Y = X - 1. then E(Y) = E(X) - 1 = 1/p - 1 = \(\frac{1-p}{p}\)

\(NB(r,p)\) = \(\underbrace{}_{Failure} \underbrace{}_{Failure} success \underbrace{}_{Failure} \underbrace{}_{Failure} success \underbrace{}_{Failure} \underbrace{}_{Failure} rth success\)

means we have stack geometric rv in a row rth time. that’s why we multiply by r in expected value and variance in NB rv.

## Poisson Distribution

The Poisson distribution is a discrete probability distribution that describes probabilities for counts of events that
occur in a specified observation space. It is named after **Siméon Denis Poisson**.

Suppose that an event can occur several times within a given unit of time.
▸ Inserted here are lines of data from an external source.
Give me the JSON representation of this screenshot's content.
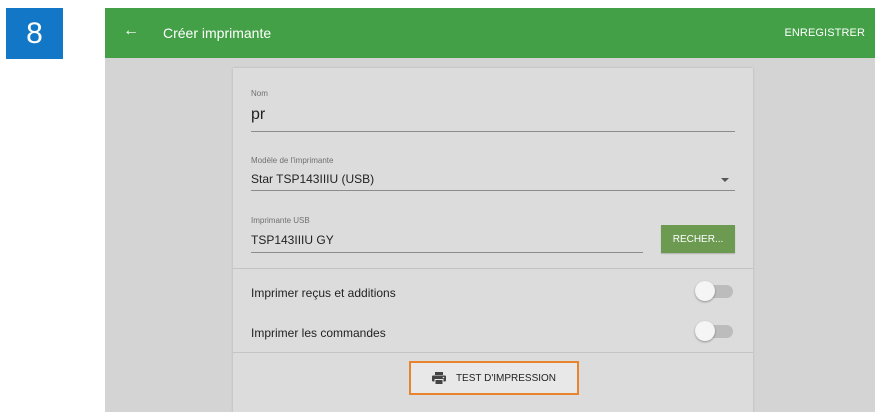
{
  "step": {
    "number": "8"
  },
  "appbar": {
    "back_icon": "arrow-left-icon",
    "title": "Créer imprimante",
    "save_label": "ENREGISTRER",
    "color": "#43a047"
  },
  "form": {
    "name": {
      "label": "Nom",
      "value": "pr"
    },
    "model": {
      "label": "Modèle de l'imprimante",
      "value": "Star TSP143IIIU (USB)"
    },
    "usb": {
      "label": "Imprimante USB",
      "value": "TSP143IIIU GY"
    },
    "search_button": "RECHER...",
    "toggles": [
      {
        "label": "Imprimer reçus et additions",
        "on": false
      },
      {
        "label": "Imprimer les commandes",
        "on": false
      }
    ],
    "test_print": {
      "icon": "printer-icon",
      "label": "TEST D'IMPRESSION"
    }
  },
  "colors": {
    "accent": "#43a047",
    "step_badge": "#1177c6",
    "highlight": "#e8832e",
    "search_button": "#6c9a50"
  }
}
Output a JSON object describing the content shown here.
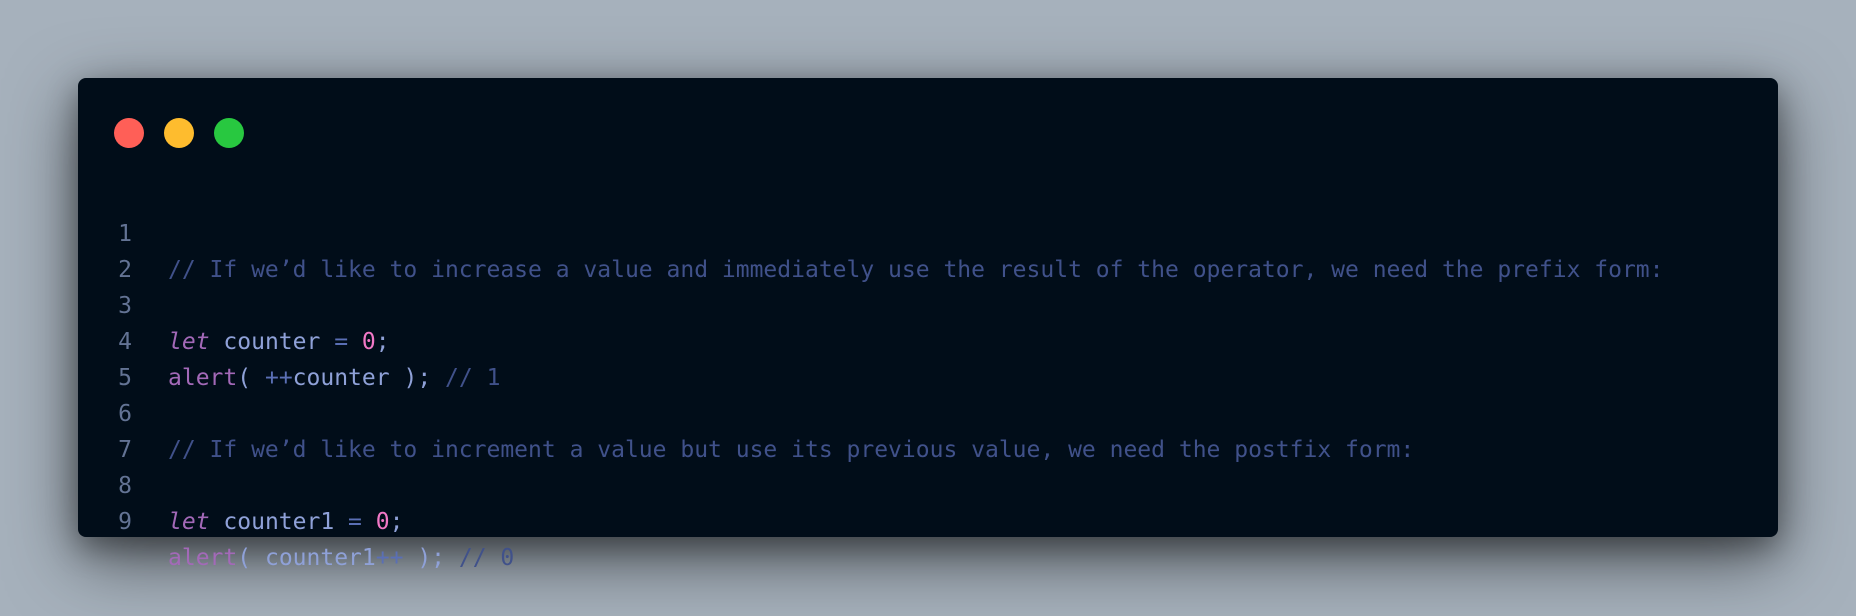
{
  "colors": {
    "background": "#a6b1bc",
    "window": "#010d19",
    "close": "#ff5f57",
    "minimize": "#febc2e",
    "maximize": "#28c840"
  },
  "code": {
    "line_numbers": [
      "1",
      "2",
      "3",
      "4",
      "5",
      "6",
      "7",
      "8",
      "9"
    ],
    "lines": [
      [
        {
          "type": "comment",
          "text": "// If we’d like to increase a value and immediately use the result of the operator, we need the prefix form:"
        }
      ],
      [],
      [
        {
          "type": "keyword",
          "text": "let"
        },
        {
          "type": "space",
          "text": " "
        },
        {
          "type": "ident",
          "text": "counter"
        },
        {
          "type": "space",
          "text": " "
        },
        {
          "type": "op",
          "text": "="
        },
        {
          "type": "space",
          "text": " "
        },
        {
          "type": "num",
          "text": "0"
        },
        {
          "type": "punct",
          "text": ";"
        }
      ],
      [
        {
          "type": "func",
          "text": "alert"
        },
        {
          "type": "paren",
          "text": "("
        },
        {
          "type": "space",
          "text": " "
        },
        {
          "type": "op",
          "text": "++"
        },
        {
          "type": "ident",
          "text": "counter"
        },
        {
          "type": "space",
          "text": " "
        },
        {
          "type": "paren",
          "text": ")"
        },
        {
          "type": "punct",
          "text": ";"
        },
        {
          "type": "space",
          "text": " "
        },
        {
          "type": "comment",
          "text": "// 1"
        }
      ],
      [],
      [
        {
          "type": "comment",
          "text": "// If we’d like to increment a value but use its previous value, we need the postfix form:"
        }
      ],
      [],
      [
        {
          "type": "keyword",
          "text": "let"
        },
        {
          "type": "space",
          "text": " "
        },
        {
          "type": "ident",
          "text": "counter1"
        },
        {
          "type": "space",
          "text": " "
        },
        {
          "type": "op",
          "text": "="
        },
        {
          "type": "space",
          "text": " "
        },
        {
          "type": "num",
          "text": "0"
        },
        {
          "type": "punct",
          "text": ";"
        }
      ],
      [
        {
          "type": "func",
          "text": "alert"
        },
        {
          "type": "paren",
          "text": "("
        },
        {
          "type": "space",
          "text": " "
        },
        {
          "type": "ident",
          "text": "counter1"
        },
        {
          "type": "op",
          "text": "++"
        },
        {
          "type": "space",
          "text": " "
        },
        {
          "type": "paren",
          "text": ")"
        },
        {
          "type": "punct",
          "text": ";"
        },
        {
          "type": "space",
          "text": " "
        },
        {
          "type": "comment",
          "text": "// 0"
        }
      ]
    ]
  }
}
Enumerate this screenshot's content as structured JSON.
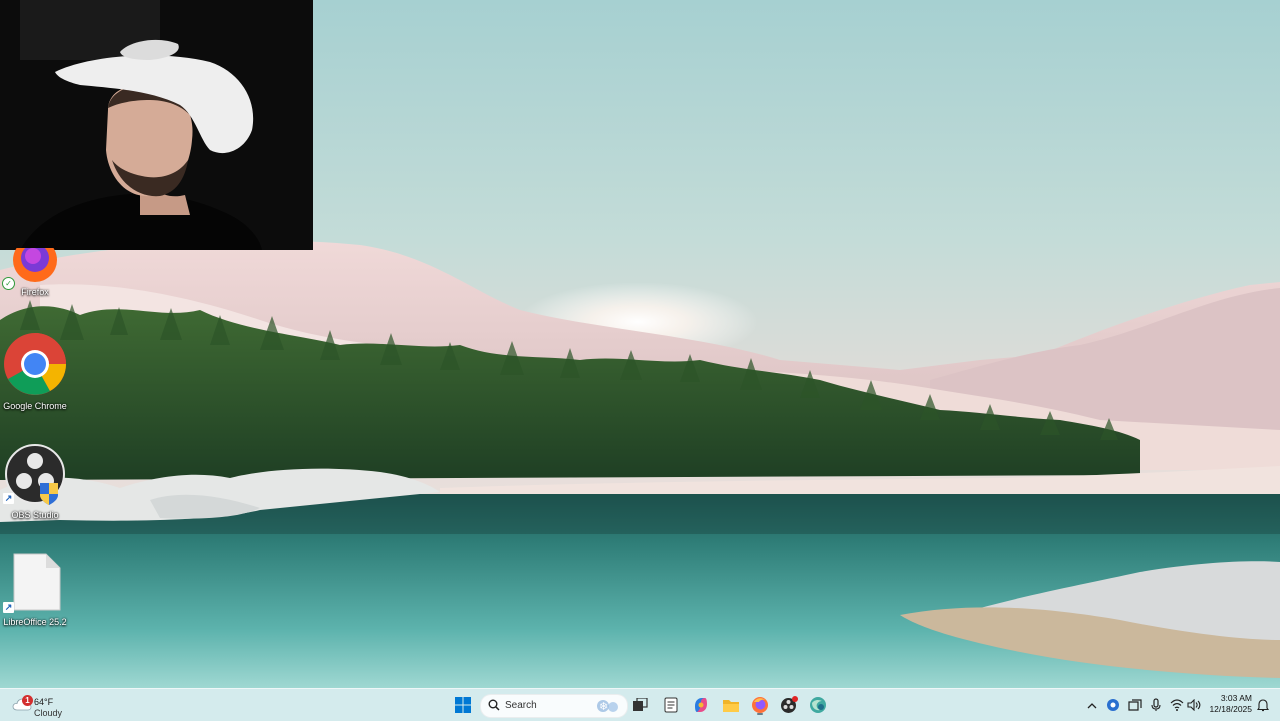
{
  "desktop": {
    "icons": [
      {
        "name": "firefox",
        "label": "Firefox",
        "icon": "firefox-icon",
        "badge": "sync-check-icon"
      },
      {
        "name": "google-chrome",
        "label": "Google Chrome",
        "icon": "chrome-icon"
      },
      {
        "name": "obs-studio",
        "label": "OBS Studio",
        "icon": "obs-icon",
        "badge": "shortcut-arrow-icon"
      },
      {
        "name": "libreoffice",
        "label": "LibreOffice 25.2",
        "icon": "document-icon",
        "badge": "shortcut-arrow-icon"
      }
    ]
  },
  "taskbar": {
    "weather": {
      "temp": "64°F",
      "condition": "Cloudy",
      "alert_count": "1",
      "icon": "cloud-icon"
    },
    "start_icon": "windows-start-icon",
    "search": {
      "placeholder": "Search",
      "icon": "search-icon"
    },
    "pinned": [
      {
        "name": "task-view",
        "icon": "task-view-icon"
      },
      {
        "name": "notepad",
        "icon": "notepad-icon"
      },
      {
        "name": "copilot",
        "icon": "copilot-icon"
      },
      {
        "name": "file-explorer",
        "icon": "folder-icon"
      },
      {
        "name": "firefox",
        "icon": "firefox-icon",
        "active": true
      },
      {
        "name": "obs-studio",
        "icon": "obs-icon",
        "recording": true
      },
      {
        "name": "edge-dev",
        "icon": "globe-icon"
      }
    ],
    "tray": {
      "icons": [
        "chevron-up-icon",
        "meet-now-icon",
        "onedrive-icon",
        "sync-icon",
        "microphone-icon",
        "wifi-icon",
        "speaker-icon"
      ],
      "time": "3:03 AM",
      "date": "12/18/2025",
      "notification_icon": "notification-bell-icon"
    }
  },
  "colors": {
    "taskbar_bg": "#d6ecee",
    "accent_blue": "#0078d4",
    "sky_top": "#a9d3d4",
    "lake": "#3a8f8c"
  }
}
When the total number of occurrences of the event is unknown, we can think of it as a random variable.

### Poisson Random Variable

A Poisson rv \(X \sim Poisson(\lambda)\) is a discrete rv that describes the total number of events that happen in a certain time period.

#### Parameter

The Poisson distribution is defined by a single parameter, lambda (λ),

which is the mean number of occurrences during an observation unit. A rate of occurrence is simply the mean count per standard observation period. For example, a call center might receive an average of 32 calls per hour.

### Uses

# of vehicles crossing a bridge in one day

# of gamma rays hitting a satellite per hour

# of cookies sold at a bake sale in one hour

# of customers arriving at a bank in a week

### PMF

A discrete random variable X has Poisson distribution with parameter (\(\lambda\) > 0) if the probability mass function of X is

which may also be written as

**where**

k is the number of occurrences (\(k = 0,1,2\dots\)) It could be zero because nothing happened in that time period.

e} is (e = 2.71828..)

While this pmf might appear to be highly structured, it really is the epitome of randomness. Imagine taking a 20 acre plot of land and dividing it into 1 square foot sections. (There are 871,200 sections!) Suppose you were able to scatter 5 trillion grass seeds on this land in a completely random way that does not favor one section over another. One can show that the number of seeds that fall into any one section follows a Poisson distribution with some parameter λ. More specifically, one can show that the Poisson distribution is a limiting case of the binomial distribution when n gets really large and p get really small. “Success” here is the event that any given seed falls into one particular section. We then want to count the number of successes in 5 trillion trials.

In general, the Poisson distribution is often used to describe the distribution of rare events in a large population.

**All probabilities sum to 1**

\(\sum_{k=0}^{\infty} P(X=k)=\sum_{k=0}^{\infty} \frac{\lambda^{k}}{k !} e^{-\lambda}=e^{-\lambda} \sum_{k=0}^{\infty} \frac{\lambda^{k}}{k!} = e^{-\lambda} * e^{\lambda} = 1\)

### Mean (Expected Value)

\(E(X)=\sum_{k=0}^{\infty} k P(X=k)=\sum_{k=0}^{\infty} k \frac{\lambda^{k}}{k !} e^{-\lambda}=\lambda \sum_{k=1}^{\infty} \frac{\lambda^{k-1}}{(k-1) !} e^{-\lambda} = \lambda\)

\(E\left(X^{2}\right)=\sum_{k=0}^{\infty} k^{2} P(X=k)=\sum_{k=0}^{\infty} k^{2} \frac{\lambda^{k}}{k !} e^{-\lambda}=\lambda(\lambda+1)^{e}\)

### Variance

\(V(X)=E\left(X^{2}\right)-(E(X))^{2}=\lambda(\lambda+1)-\lambda^{2}=\lambda\)